Wednesday August 27, 2014
Archive - 2014
With so many homeowners and businesses making greener energy choices, private utilities — along with big oil, gas, coal, and nuclear companies — see the writing on the wall.
Unlike some other denizens of the fossil-fueled set, this gang isn’t beating oil wells into solar panels, retiring nuclear reactors, or embracing wind and geothermal power. Instead, these guys are trying to coax lawmakers into rigging the rules against increasingly competitive new energy alternatives.
You can lead a kid to vegetables, but you can’t make her eat. Especially if the food doesn’t taste good.
That’s what the government found out in the wake of the Healthy Hunger-Free Kids Act of 2010.
When the news rippled out on Monday that Robin Williams had committed suicide, even I thought -- for a moment -- "but he had everything." As if suicide is a "choice."
I say "even I" because I know better. My mother was seriously depressed for much of her life. A close friend's husband committed suicide years ago, and he had everything, too. Then there was our neighbor's son, whom I babysat for -- I heard it was a psychotic break.
It is the very essence of the American Dream: an irrepressible confidence that our children will live better than we do.
And now it is gone.
It has been slipping for some time, really, but a Wall Street Journal/NBC News poll this month put an exclamation point on Americans' lost optimism.
Sitting on a deck chair on the family-friendly boardwalk at Rehoboth Beach, Delaware, typing into my digital tablet, I am wondering why people are giving President Obama such a hard time for taking a vacation.
I can understand why citizens would be upset if, say, a big-city mayor didn't rush home from a tropical paradise to oversee reaction to a mid-winter blizzard.
What use could the humanities be in a digital age?
University students focusing on the humanities may end up, at least in their parents' nightmares, as dog-walkers for those majoring in computer science.
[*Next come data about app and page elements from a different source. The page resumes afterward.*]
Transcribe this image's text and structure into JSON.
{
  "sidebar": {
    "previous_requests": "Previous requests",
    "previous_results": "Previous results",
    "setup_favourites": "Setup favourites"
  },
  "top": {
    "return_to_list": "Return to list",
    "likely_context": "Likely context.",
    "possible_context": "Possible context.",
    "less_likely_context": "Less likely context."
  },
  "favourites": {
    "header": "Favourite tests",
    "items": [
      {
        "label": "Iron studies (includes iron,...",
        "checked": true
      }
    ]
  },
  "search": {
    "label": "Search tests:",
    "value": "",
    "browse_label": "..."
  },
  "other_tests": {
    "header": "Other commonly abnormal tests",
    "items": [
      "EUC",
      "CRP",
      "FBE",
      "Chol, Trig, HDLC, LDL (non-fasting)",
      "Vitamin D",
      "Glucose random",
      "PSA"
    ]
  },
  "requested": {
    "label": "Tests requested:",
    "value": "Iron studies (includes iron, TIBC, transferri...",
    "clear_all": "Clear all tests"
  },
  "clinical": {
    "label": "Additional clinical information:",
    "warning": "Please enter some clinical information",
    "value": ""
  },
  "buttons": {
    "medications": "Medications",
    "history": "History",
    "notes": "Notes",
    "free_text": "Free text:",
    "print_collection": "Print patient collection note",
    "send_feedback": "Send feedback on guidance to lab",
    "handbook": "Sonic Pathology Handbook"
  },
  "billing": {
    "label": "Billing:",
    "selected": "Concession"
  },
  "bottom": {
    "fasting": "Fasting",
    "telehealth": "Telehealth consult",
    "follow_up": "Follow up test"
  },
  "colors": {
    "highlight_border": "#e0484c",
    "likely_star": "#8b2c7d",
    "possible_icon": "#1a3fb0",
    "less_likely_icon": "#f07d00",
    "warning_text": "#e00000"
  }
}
But, for me, the humanities are not only relevant but also give us a toolbox to think seriously about ourselves and the world.
Recently a friend posted a video on Facebook that he asserted would demolish the Godless theory of evolution. On it, a fellow sitting in a pickup and wearing a backward baseball cap smugly explained that Darwinian evolution contradicts the Second Law of Thermodynamics, a fundamental principle of physics.
I figured the Texas lineup of Sen. Ted Cruz, Gov. Rick Perry, and a carnival sideshow of far-right Congress critters assured my state the glory of being the hands-down winner of the 2014 blue-ribbon prize for “Goofiest Politicos in America.”
But now, a former winner has surged from obscurity to become the frontrunner. Yes, folks, Sarah Palin is back.
In the flurry of new books on the Nixon tapes, another allegation worse than Watergate against the late president has been revisited by a researcher at the Miller Center of the University of Virginia, reviving charges of a possible treasonous act by Richard Nixon during the Vietnam war.
In Texas, a private company wants to build a bullet train joining Dallas and Houston. In California, the state is raising its own billions to create a very fast ride between Los Angeles and San Francisco.
Two very different ways to fund high-speed rail, but they have one thing in common. They bypass the thousand-car pileup that is Washington politics.